Modern-day slavery is a fact that makes society uncomfortable and is often kept in silence. In Hungary there are currently some 22,000 women who are in a similar situation. In order to get the chance to film Marish, director Tuza-Ritter, in her debut film, paid Marish’s employer Eta one month’s dues.


FOR SAMA (16+)

Dir. Waad al-Kateab, Edward Watts, Channel 4 News/ITN Productions, 95 min, 2019, UK/US

Sales: Autlook


For Sama is a new mother’s love letter to her infant daughter – a personal and emotional missive from experiences in Aleppo, Syria. In 2011, the film’s director Waad al-Kateab is an emerging journalist who begins to film the increasing unrest. The camera becomes her ally, recording the siege on the city, and the selfless actions of her husband and many other Syrians who stayed in the besieged city and kept the hospital running in order to help the victims of the attacks. At the same time she is also a mother who has to face a decision – leave Syria to save her child’s life, or continue to fight for the freedom for which so much has already been sacrificed.

In 2019 the film received the Cannes Film Festival L’Œil d’or award for Best Documentary, as well as jury awards at other well-known festivals – Hot Docs (Canada) and SXSW (USA). For Sama has been highly rated not only by film professionals, but also the public – receiving audience awards in at least ten festivals in Europe, the USA and Asia.



Dir. Mads Brügger, Wingman Media, Pirava Film, Laika, Associated Directors, 128 min, 2019, Denmark/Norway/Sweden/Belgium

Distribution: DR Sales


In 1961, Dag Hammarskjöld, Swedish UN Secretary General, well-known opponent of colonialism and supporter of the self-determination African nations, died under mysterious circumstances in an airplane crash. More than half-a-century has passed, but the circumstances of the incident are still unclear. Director Mads Brügger transforms a seemingly non-topical historical event into a dramaturgically-polished thriller. After the film’s premiere at one of the world’s most prestigious film festivals – Sundance (USA) – viewers were upset at the notion of why this film’s red-letter missive isn’t on news screens everywhere and who might benefit from that?

Work on the film took many years. Director Mads Brügger and Swedish private investigator Göran Björkdahl immersed themselves in the archived documents and uncovered, possibly, a secret organization on the African continent, and, at the same time, the reason for the seemingly uncontrollable AIDS epidemic. One of witnesses interviewed in the film has currently moved to a location outside of his country of residence due to threats on his life.

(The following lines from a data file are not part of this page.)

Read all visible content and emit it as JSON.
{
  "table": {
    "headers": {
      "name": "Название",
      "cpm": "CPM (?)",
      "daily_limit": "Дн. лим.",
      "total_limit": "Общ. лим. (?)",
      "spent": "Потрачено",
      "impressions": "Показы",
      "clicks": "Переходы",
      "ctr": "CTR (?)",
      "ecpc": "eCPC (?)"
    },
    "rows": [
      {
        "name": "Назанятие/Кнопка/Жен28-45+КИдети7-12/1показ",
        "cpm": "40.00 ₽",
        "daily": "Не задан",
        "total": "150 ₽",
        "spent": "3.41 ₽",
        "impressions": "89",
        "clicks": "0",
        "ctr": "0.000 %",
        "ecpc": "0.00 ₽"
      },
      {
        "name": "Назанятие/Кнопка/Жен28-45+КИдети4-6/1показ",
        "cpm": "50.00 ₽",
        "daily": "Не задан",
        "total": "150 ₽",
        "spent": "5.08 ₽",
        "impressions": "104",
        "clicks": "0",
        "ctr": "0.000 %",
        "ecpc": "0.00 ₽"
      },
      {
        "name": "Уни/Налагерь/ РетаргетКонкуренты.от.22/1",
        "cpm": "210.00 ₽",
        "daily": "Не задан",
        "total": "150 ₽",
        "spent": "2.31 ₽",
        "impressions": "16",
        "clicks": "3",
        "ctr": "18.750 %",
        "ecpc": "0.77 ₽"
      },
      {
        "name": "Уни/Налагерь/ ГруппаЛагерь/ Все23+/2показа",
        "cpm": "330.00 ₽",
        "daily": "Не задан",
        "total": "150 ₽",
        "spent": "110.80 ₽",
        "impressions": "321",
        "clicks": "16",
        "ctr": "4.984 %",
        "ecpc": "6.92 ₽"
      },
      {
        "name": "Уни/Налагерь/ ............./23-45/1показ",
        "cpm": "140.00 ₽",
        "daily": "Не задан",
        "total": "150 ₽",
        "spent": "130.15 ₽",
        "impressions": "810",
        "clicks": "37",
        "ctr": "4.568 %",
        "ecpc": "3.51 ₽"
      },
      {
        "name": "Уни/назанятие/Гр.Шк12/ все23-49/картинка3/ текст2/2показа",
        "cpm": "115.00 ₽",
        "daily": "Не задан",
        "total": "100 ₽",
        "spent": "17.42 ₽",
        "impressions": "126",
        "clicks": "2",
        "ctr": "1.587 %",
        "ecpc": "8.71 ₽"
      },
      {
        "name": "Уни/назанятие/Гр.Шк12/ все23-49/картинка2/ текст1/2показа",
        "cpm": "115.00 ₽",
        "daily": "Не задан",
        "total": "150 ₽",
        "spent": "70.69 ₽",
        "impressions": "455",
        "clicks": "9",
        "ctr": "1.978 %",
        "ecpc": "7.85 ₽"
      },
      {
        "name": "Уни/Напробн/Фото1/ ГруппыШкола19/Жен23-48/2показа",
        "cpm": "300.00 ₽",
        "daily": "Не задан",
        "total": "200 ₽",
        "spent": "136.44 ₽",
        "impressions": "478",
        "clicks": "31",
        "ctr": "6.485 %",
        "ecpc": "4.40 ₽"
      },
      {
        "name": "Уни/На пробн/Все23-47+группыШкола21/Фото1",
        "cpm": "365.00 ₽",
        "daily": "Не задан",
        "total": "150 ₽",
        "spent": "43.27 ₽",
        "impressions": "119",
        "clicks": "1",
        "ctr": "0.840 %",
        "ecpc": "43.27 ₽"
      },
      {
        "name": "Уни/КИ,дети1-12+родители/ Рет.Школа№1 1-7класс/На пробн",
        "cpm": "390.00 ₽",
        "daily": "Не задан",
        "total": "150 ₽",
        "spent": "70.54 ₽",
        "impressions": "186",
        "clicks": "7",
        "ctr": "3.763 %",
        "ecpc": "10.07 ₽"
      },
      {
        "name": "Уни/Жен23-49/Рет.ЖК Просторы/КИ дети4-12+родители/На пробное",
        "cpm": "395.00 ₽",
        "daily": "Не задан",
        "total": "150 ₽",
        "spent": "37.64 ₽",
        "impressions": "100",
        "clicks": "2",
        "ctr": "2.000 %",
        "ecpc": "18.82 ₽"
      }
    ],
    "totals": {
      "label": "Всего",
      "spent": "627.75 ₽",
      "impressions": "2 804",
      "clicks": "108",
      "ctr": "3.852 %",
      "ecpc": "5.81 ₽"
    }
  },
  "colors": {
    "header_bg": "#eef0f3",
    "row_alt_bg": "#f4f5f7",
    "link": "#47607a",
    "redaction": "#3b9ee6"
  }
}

Dir. Saskia Boddeke, Beeld, NTR, 68 min, 2017, The Netherlands

Sales: Wide House


Peter Greenaway’s name in the world of film and contemporary art has a recognised value. The Greenaway’s Alphabet is his partner’s, artist Saskia Boddeke’s, essay on creativity, film history, relationships, parents, children and everything else Peter calls life. Unexpectedly revealing are a father’s (Greenaway) talks with his teenage daughter, whose penetrating questions break down barriers and allow for a sense the human side of the art and the experiment. The Greenaway Alphabet – artistically formulated milestones in the director’s universe that bring us closer to his abundantly creative life and also his eccentric and dynamic personality.

Saskia Boddeke is a multimedia artist who stages operas, creates installations and other works of art using various types of mediums. She sometimes works under an alias – her alter ego, Rose Borchovski. The Greenaway Alphabet is her first feature documentary.